UK – Diageo, the maker of Don Julio tequila and Guinness, is piloting two regenerative agriculture programs in Scotland and Mexico in line with its goal of achieving 50% reduction in absolute scope 3 GHG emissions by 2030. 

According to a report by Just Food, the new program is targeting wheat and barley grown in Scotland and Mexican agave farming. 

Through the implementation of these two programs, Diageo aims to enhance biodiversity, improve water stewardship, reduce carbon emissions, and manage soil health more effectively.  

This will be achieved by adopting locally adapted practices such as covering crops, reduced cultivation, and crop rotations. 

In Mexico, the tequila regenerative agriculture pilot seeks to leverage local knowledge on agave regenerative practices and explore the plant’s ability to sequester carbon over a 6-year growth cycle. 

Additionally, these programs aim to lower carbon emissions and enhance supply resilience, particularly in the climate-vulnerable region of Jalisco, Mexico, by improving soil health. 

On the other hand, the Scottish program , encompassing Johnnie Walker, Singleton, and Talisker, will focus on emissions reduction during the cultivation of barley and wheat. 

The first leg of the Scottish programme involves 20 farms and will involve trial of “locally adapted practices” including cover crops, reduced cultivations and crop rotations. 

Ewan Andrew, Diageo’s Chief Sustainability Officer, expressed enthusiasm about expanding their regenerative farming efforts beyond the existing Guinness program in Ireland as part of their commitment to long-term business growth. 

Vanessa Maire, Diageo’s global head of regenerative agriculture, emphasized that these programs would bolster farming system resilience and ensure the long-term availability of high-quality barley and wheat.  

Both scotch and tequila programs will empower farmers with knowledge and resilience to adapt their practices in response to climate change and are being delivered in collaboration with agriculture and soil carbon experts, including Agricarbon and James Hutton Limited.  
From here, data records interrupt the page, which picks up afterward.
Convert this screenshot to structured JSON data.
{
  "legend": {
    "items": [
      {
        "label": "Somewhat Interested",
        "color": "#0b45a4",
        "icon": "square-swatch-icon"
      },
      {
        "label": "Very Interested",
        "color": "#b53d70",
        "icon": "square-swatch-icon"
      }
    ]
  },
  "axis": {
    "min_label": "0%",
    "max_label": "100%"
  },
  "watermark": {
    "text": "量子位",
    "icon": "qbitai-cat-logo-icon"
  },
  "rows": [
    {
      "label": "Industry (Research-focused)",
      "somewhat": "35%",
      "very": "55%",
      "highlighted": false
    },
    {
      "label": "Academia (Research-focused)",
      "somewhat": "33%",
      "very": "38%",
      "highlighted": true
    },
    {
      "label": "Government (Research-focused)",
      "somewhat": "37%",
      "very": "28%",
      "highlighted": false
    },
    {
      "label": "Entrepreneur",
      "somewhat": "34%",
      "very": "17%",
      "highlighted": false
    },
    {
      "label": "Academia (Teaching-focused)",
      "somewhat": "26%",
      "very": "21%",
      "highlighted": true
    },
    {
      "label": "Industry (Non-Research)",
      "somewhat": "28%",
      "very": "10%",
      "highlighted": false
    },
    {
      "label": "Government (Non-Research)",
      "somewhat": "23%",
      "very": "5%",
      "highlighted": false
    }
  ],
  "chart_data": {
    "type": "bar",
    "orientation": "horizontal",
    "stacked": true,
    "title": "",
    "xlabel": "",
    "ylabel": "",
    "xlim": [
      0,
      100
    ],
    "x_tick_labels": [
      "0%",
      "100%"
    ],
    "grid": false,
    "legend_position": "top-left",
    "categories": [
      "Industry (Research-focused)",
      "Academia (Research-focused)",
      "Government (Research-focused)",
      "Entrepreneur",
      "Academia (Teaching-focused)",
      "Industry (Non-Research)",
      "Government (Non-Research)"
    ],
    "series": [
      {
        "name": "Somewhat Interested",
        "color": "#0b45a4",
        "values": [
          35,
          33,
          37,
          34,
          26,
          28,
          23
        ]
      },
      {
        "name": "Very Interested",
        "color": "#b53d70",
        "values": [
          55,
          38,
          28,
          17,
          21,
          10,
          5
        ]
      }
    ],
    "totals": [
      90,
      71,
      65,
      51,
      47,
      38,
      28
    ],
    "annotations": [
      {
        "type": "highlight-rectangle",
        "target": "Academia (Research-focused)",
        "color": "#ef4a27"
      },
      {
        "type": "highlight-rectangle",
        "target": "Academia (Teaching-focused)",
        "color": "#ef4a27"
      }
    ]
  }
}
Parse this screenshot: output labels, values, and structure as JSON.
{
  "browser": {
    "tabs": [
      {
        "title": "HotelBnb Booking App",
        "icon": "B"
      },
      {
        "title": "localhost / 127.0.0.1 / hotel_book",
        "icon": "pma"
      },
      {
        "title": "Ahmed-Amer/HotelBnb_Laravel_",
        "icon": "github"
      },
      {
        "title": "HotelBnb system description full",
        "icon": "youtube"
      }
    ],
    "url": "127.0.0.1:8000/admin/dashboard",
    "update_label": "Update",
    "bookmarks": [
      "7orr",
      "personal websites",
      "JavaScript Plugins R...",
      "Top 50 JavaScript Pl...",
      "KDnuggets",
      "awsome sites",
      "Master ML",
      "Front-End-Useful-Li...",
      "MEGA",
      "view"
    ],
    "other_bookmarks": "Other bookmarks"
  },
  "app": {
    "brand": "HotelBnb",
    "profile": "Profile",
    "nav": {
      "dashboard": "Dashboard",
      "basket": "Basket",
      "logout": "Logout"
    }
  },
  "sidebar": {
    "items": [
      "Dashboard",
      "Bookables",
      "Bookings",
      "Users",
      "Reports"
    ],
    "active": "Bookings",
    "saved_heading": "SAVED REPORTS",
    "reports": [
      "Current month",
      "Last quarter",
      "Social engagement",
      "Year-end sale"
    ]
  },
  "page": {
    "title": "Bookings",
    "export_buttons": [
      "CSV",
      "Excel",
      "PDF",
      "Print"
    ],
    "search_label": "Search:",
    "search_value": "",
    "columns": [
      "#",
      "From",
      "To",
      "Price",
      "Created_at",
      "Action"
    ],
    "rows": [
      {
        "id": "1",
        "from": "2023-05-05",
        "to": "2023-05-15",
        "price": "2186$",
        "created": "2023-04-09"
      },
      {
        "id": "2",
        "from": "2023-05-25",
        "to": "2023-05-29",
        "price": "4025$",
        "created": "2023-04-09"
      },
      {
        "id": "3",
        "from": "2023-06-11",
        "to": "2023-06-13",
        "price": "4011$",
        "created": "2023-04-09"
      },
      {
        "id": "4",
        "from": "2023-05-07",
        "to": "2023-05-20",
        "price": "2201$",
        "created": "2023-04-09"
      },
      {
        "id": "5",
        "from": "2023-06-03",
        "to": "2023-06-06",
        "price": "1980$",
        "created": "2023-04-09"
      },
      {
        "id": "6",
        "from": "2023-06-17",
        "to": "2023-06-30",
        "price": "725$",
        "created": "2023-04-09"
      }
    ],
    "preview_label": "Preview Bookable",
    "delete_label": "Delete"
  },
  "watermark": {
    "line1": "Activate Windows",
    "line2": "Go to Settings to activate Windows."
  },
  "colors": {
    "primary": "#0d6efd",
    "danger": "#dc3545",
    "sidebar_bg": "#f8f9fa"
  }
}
Agricarbon will assist Diageo in establishing baselines for soil carbon content and tracking changes over time in different geographic contexts.  

Meanwhile, James Hutton Limited will investigate how regenerative farming practices can enhance soil structure, biological activity, and water retention in the Scotch program. 

Annie Leeson, CEO and Co-Founder of Agricarbon, stressed the importance of building knowledge and understanding of raw materials across Diageo’s supply chain to reduce emissions and monitor carbon changes in diverse farming systems. 

Diageo joins other alcohol giants, such as Anheuser-Busch, which donated US$530,000 in 2020 to four US land grant universities for model farms focused on research in soil health, irrigation efficiency, and regenerative practices to advance sustainable agriculture.  

Similarly, the Molson Coors Brewing Company has invested over US$20 million in the past decade in its Better Barley, Better Beer program.  

This initiative helps barley growers comprehend the impact of weather conditions on crops and adopt more sustainable practices by installing weather stations and soil moisture probes on barley farms in Montana, Idaho, Wyoming, and Colorado.